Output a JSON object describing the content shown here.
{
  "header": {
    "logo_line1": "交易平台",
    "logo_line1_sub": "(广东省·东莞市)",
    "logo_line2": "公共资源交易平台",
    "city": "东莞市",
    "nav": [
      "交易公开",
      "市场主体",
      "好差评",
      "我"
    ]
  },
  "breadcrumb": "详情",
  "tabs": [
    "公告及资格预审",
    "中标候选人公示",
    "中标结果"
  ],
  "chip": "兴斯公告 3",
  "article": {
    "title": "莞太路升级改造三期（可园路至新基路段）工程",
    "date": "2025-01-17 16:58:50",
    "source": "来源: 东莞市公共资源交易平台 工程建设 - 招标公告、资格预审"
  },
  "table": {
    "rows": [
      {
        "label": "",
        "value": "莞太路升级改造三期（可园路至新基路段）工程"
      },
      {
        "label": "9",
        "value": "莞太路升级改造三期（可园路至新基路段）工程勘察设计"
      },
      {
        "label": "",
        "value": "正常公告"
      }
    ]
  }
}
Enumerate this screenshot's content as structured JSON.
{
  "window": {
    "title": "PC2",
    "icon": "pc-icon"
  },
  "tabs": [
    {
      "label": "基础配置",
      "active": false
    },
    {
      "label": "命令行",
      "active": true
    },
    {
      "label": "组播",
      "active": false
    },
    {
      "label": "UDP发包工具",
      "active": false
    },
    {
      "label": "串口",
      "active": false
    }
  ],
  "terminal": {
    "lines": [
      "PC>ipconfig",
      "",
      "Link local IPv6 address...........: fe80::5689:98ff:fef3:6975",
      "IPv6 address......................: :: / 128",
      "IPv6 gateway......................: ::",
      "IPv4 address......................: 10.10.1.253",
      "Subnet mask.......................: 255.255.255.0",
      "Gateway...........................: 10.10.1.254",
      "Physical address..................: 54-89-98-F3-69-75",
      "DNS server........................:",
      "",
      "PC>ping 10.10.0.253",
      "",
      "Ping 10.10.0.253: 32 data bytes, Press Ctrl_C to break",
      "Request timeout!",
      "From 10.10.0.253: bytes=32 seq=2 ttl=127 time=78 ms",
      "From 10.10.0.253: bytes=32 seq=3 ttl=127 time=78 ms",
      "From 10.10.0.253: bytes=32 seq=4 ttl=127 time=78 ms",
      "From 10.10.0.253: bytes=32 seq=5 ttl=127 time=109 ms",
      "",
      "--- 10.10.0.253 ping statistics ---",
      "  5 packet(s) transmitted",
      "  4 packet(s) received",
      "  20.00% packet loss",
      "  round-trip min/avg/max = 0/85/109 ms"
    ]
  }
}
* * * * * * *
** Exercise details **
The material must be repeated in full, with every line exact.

** Response to the task **
Output a JSON object describing the content shown here.
{
  "header": {
    "logo_line1": "交易平台",
    "logo_line1_sub": "(广东省·东莞市)",
    "logo_line2": "公共资源交易平台",
    "city": "东莞市",
    "nav": [
      "交易公开",
      "市场主体",
      "好差评",
      "我"
    ]
  },
  "breadcrumb": "详情",
  "tabs": [
    "公告及资格预审",
    "中标候选人公示",
    "中标结果"
  ],
  "chip": "兴斯公告 3",
  "article": {
    "title": "莞太路升级改造三期（可园路至新基路段）工程",
    "date": "2025-01-17 16:58:50",
    "source": "来源: 东莞市公共资源交易平台 工程建设 - 招标公告、资格预审"
  },
  "table": {
    "rows": [
      {
        "label": "",
        "value": "莞太路升级改造三期（可园路至新基路段）工程"
      },
      {
        "label": "9",
        "value": "莞太路升级改造三期（可园路至新基路段）工程勘察设计"
      },
      {
        "label": "",
        "value": "正常公告"
      }
    ]
  }
}
Enumerate this screenshot's content as structured JSON.
{
  "window": {
    "title": "PC2",
    "icon": "pc-icon"
  },
  "tabs": [
    {
      "label": "基础配置",
      "active": false
    },
    {
      "label": "命令行",
      "active": true
    },
    {
      "label": "组播",
      "active": false
    },
    {
      "label": "UDP发包工具",
      "active": false
    },
    {
      "label": "串口",
      "active": false
    }
  ],
  "terminal": {
    "lines": [
      "PC>ipconfig",
      "",
      "Link local IPv6 address...........: fe80::5689:98ff:fef3:6975",
      "IPv6 address......................: :: / 128",
      "IPv6 gateway......................: ::",
      "IPv4 address......................: 10.10.1.253",
      "Subnet mask.......................: 255.255.255.0",
      "Gateway...........................: 10.10.1.254",
      "Physical address..................: 54-89-98-F3-69-75",
      "DNS server........................:",
      "",
      "PC>ping 10.10.0.253",
      "",
      "Ping 10.10.0.253: 32 data bytes, Press Ctrl_C to break",
      "Request timeout!",
      "From 10.10.0.253: bytes=32 seq=2 ttl=127 time=78 ms",
      "From 10.10.0.253: bytes=32 seq=3 ttl=127 time=78 ms",
      "From 10.10.0.253: bytes=32 seq=4 ttl=127 time=78 ms",
      "From 10.10.0.253: bytes=32 seq=5 ttl=127 time=109 ms",
      "",
      "--- 10.10.0.253 ping statistics ---",
      "  5 packet(s) transmitted",
      "  4 packet(s) received",
      "  20.00% packet loss",
      "  round-trip min/avg/max = 0/85/109 ms"
    ]
  }
}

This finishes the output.